            The amount forgiven cannot exceed the principal amount of the covered loan.  The amount of loan forgiveness is reduced where there is a reduction in employees or reduction of compensation.  Regarding a reduction of employees, the forgiveness amount is reduced by the number obtained by dividing (1) the average number of full-time equivalent (“FTE”) employees per month during the covered period by (2) at the election of the employer, (A) the average number of FTE employees per month between February 15, 2019, and June 30, 2019, or (B) the average number of FTE employees per month between January 1, 2020, and February 29, 2020. A different test applies for seasonal employers. Regarding a reduction in compensation, the forgiveness amount is reduced by the amount of any reduction in total salary or wages of an employee (other than employees who received during any pay period during 2019 compensation at an annual rate in excess of $100,000) in excess of 25 percent of the compensation of the employee during the most recent full quarter.  These reductions will not apply if corrected by June 30, 2020.  

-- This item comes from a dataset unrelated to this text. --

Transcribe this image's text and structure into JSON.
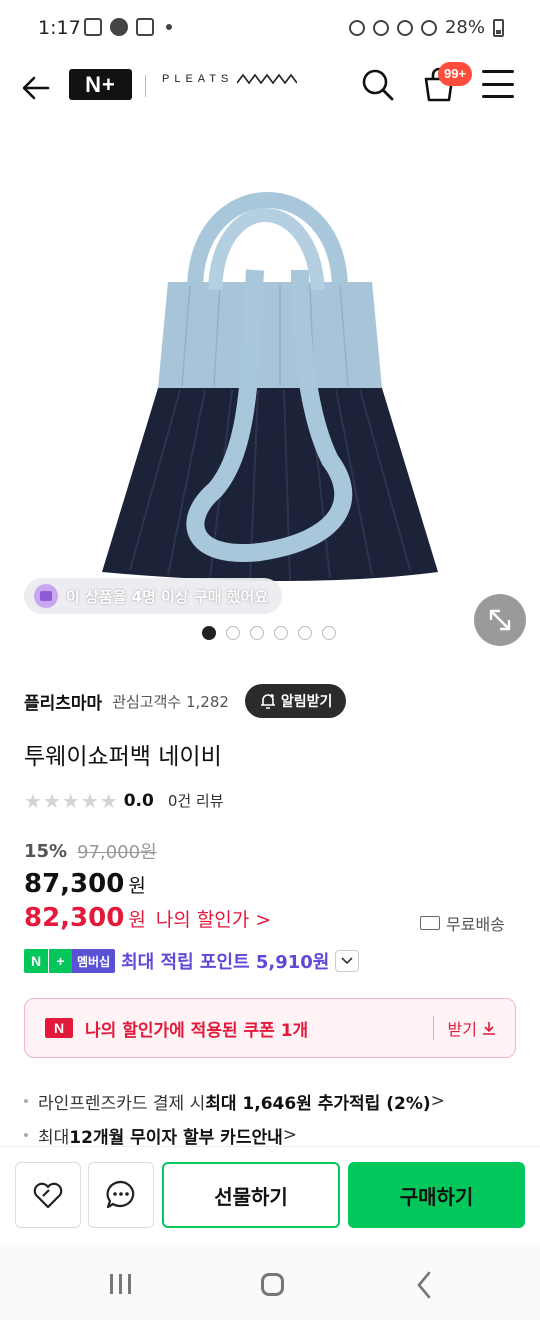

            An employer that receives a covered loan must apply for forgiveness and provide certain documentation.  While the amounts forgiven constitute canceled indebtedness income, they will be excluded from gross income for federal income tax purposes.